Pat Cash: Roger Federer will be the man to beat in 2018
Roger Federer will be the man to beat in 2018 provided he can stay fit, according to former Wimbledon champion Pat Cash.
Rafael Nadal, 31, extended his lead at the top of the rankings with his US Open victory over Kevin Anderson.
Federer, 36, was beaten in the quarter-finals, but Cash believes the Swiss can dominate the major titles if fully fit.
"Take away the French Open and Federer is the best all-round player in the world," Cash told BBC Radio 5 live.
"There's no doubts about that. He's my favourite for everything apart from the French.
"As long as he's fit, he's favourite for the Australian, Wimbledon and the US Open."
Nadal's victory in New York brought him a 16th Grand Slam title, three behind Federer's all-time record of 19.
The pair shared the four major titles between them in 2017, with Federer winning the Australian Open and Wimbledon, and Nadal the French Open and US Open.
"Will he catch Federer's record? I don't know if he even cares about that," added Cash, currently coaching US Open semi-finalist Coco Vandeweghe.
"We get obsessed by the numbers thing; it's a whole hype thing. He's just happy to be out here and competing and if he gets near Federer…"
Battles with injuries
This time last year, Stan Wawrinka was celebrating his US Open triumph while Andy Murray and Novak Djokovic were about to embark on a battle for number one which went down to the final match of the season in London.
Both Federer and Nadal were absent as they recuperated from injuries.
Twelve months on and Andy Murray is likely to miss the rest of the season with a hip injury, in the hope that sufficient rest will allow him to play at 100% next year.
Djokovic and Wawrinka have taken the rest of the year off to recover from elbow and knee problems respectively, while Milos Raonic and Kei Nishikori are also absent through injuries.
Nadal has struggled with injuries throughout his career, and only last year was forced to withdraw from both the French Open and Wimbledon with the wrist issue which would eventually end his season early.
"I thought in the back of my mind, Rafa should retire," said Cash.

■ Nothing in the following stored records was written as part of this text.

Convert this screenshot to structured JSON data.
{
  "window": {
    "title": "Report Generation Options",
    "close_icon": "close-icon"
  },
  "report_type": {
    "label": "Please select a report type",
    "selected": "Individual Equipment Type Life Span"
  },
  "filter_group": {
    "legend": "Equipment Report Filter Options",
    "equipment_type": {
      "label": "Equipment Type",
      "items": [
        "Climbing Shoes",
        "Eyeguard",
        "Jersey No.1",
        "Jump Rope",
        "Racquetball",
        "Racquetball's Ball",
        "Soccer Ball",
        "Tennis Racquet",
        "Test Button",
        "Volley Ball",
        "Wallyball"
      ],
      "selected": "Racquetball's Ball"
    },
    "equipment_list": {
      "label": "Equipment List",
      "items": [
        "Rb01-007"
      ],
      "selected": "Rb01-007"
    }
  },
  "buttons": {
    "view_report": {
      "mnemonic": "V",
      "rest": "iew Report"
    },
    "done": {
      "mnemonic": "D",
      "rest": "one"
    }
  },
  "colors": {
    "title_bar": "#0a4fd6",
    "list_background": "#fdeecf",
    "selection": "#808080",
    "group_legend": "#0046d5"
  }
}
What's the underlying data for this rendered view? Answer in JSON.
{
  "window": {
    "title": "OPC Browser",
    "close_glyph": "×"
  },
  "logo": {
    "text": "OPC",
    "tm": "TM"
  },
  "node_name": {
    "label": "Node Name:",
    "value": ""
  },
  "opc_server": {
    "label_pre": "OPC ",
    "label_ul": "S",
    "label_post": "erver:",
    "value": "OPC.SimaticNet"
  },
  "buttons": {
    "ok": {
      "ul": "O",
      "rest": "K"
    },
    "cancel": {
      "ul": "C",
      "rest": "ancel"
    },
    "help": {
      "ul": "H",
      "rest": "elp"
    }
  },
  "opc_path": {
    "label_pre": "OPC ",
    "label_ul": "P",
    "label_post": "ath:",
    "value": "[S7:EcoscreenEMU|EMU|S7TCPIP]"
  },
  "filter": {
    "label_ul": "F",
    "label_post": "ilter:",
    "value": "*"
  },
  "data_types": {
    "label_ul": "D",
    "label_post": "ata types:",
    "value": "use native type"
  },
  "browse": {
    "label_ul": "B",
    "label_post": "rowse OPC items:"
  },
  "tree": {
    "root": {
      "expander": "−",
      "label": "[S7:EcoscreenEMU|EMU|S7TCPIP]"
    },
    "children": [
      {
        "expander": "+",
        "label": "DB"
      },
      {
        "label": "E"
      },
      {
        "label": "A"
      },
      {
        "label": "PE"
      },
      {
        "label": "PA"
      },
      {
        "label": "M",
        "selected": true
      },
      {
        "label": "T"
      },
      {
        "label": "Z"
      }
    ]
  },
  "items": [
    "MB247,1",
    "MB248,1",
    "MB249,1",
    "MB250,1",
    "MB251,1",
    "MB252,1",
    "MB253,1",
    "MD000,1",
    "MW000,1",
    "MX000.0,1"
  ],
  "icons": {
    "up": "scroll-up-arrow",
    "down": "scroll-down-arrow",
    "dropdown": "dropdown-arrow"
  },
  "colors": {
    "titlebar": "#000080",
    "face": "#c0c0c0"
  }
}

"Two or three years of playing very average tennis, I thought, 'You know what, I don't want to see Rafa go down like this.'
"I saw him in the first week of the year in Abu Dhabi and I went, 'Oh my goodness, this guy is hitting the ball 20-25% harder than recent years.' It was frightening; I thought 'what has happened here?'
"That's when I thought he was back."
Rest and recuperation the key?
With three multiple Grand Slam champions working their way back to fitness, Germany's Alexander Zverev has emerged as the leading challenger from the new generation coming through.
The 20-year-old is up to fourth in the world and has enjoyed a stellar year, but has yet to get past the fourth round of a Grand Slam.
Russian Andrey Rublev, 19, is the only player in the top 10 of the ATP's next generation 'Race to Milan' to have reached a Grand Slam quarter-final, and he was heavily beaten by Nadal in New York.
The astonishing success in 2017 of Federer, who took six months off after Wimbledon last year, and to a lesser extent Nadal, who ended his season in October, might have inspired similar decisions among their rivals.
Murray, Djokovic and Wawrinka all plan to be back for the new season and challenging at the Australian Open in January.
"I think that's why a bunch of the other top players are taking this extended break," former world number one John McEnroe told ESPN. "But there aren't a whole lot of Roger Federers around, so don't bank on that happening.
"That's the plan and we'll see if any of those guys can execute the plan as well as Federer."
The challenges ahead
Federer had not lost a Grand Slam match this year coming into New York, having won in Australia and at Wimbledon and skipped Paris, but a back problem picked up in Montreal appeared to have a lasting effect.
He could not hide his disappointment after the quarter-final defeat by Juan Martin del Potro on Wednesday, but quickly switched focus to the next tournament.
"It's terrible to think of what lies ahead, packing bags, going home," said the Swiss.
"I hope I'm going to arrive really early in Shanghai to really get ready and make it a priority for me to win that tournament. I have big priorities for the rest of the year."
Nadal, too, was looking ahead at the challenges to come within hours of lifting the trophy at Flushing Meadows.
"Well done for Roger that he is having an amazing season, and well done for me because I'm having a great season too," said Nadal.
"Let's see what happens until the end of season and that's it. Tennis is not all about the Grand Slams, so there are tournaments to come and I'm excited about this last part of the season."